Georgiana was still awake upon his return home. “How was Lady Belinda?”
“We had the most peculiar conversation.”
“There is talk that she is, well…peculiar lately. You were in Hertfordshire and did not hear. She was attached to a young naval captain who visited near her estate last year. Her parents did not favour the match. He was sent off to sea, but she has refused several offers. The news came just after Michaelmas that her beau was killed in action. She is unable to mourn him as they were not engaged and her parents continually push her in the path of others.” Georgiana blew her nose into a handkerchief. “I know now I never really loved Mr. Wickham, or he me, but could you imagine being kept apart from the one you love because of your parents’ expectations?”

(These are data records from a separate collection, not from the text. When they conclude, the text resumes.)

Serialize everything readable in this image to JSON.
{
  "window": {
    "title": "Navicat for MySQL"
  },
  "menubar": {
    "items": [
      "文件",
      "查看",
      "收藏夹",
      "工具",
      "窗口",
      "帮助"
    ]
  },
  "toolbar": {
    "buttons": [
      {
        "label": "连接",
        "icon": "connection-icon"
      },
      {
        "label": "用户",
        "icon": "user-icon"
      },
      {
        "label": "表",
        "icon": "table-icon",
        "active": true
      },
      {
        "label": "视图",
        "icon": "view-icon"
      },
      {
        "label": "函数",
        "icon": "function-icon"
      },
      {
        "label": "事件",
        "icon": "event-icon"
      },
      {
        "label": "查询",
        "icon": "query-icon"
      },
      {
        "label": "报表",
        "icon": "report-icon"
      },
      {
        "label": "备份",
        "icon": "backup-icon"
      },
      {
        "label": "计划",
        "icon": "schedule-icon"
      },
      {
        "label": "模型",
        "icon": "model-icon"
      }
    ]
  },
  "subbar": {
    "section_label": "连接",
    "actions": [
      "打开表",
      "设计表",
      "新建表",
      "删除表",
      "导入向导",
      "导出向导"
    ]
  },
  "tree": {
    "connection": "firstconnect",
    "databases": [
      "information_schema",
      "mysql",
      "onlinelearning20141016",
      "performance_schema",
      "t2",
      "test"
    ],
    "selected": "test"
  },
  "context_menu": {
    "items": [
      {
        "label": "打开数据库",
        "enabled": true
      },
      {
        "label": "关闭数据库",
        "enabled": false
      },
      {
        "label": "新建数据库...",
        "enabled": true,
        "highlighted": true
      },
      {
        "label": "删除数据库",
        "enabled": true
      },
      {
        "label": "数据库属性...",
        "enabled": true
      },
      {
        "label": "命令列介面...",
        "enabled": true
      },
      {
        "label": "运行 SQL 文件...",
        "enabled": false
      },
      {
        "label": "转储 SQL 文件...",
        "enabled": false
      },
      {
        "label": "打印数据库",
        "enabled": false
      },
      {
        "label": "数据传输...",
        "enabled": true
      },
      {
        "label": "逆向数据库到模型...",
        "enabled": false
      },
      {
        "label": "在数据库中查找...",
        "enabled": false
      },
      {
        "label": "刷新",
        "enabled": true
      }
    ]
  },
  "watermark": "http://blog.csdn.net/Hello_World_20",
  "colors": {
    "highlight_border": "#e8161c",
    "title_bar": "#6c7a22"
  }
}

He meditated on Georgiana’s and Lady Belinda’s words before falling into a restless slumber that night. He awoke late the next morning to a re-emerging cold. This time, he welcomed his dreams of Elizabeth Bennet’s bright eyes and pert remarks. He was unsure how to arrange things with Georgiana, he was loathed to leave her behind after Wickham’s threat and yet disliked the idea of them meeting as well, but he knew he would be returning to Hertfordshire whether he had to drag Bingley with him or not.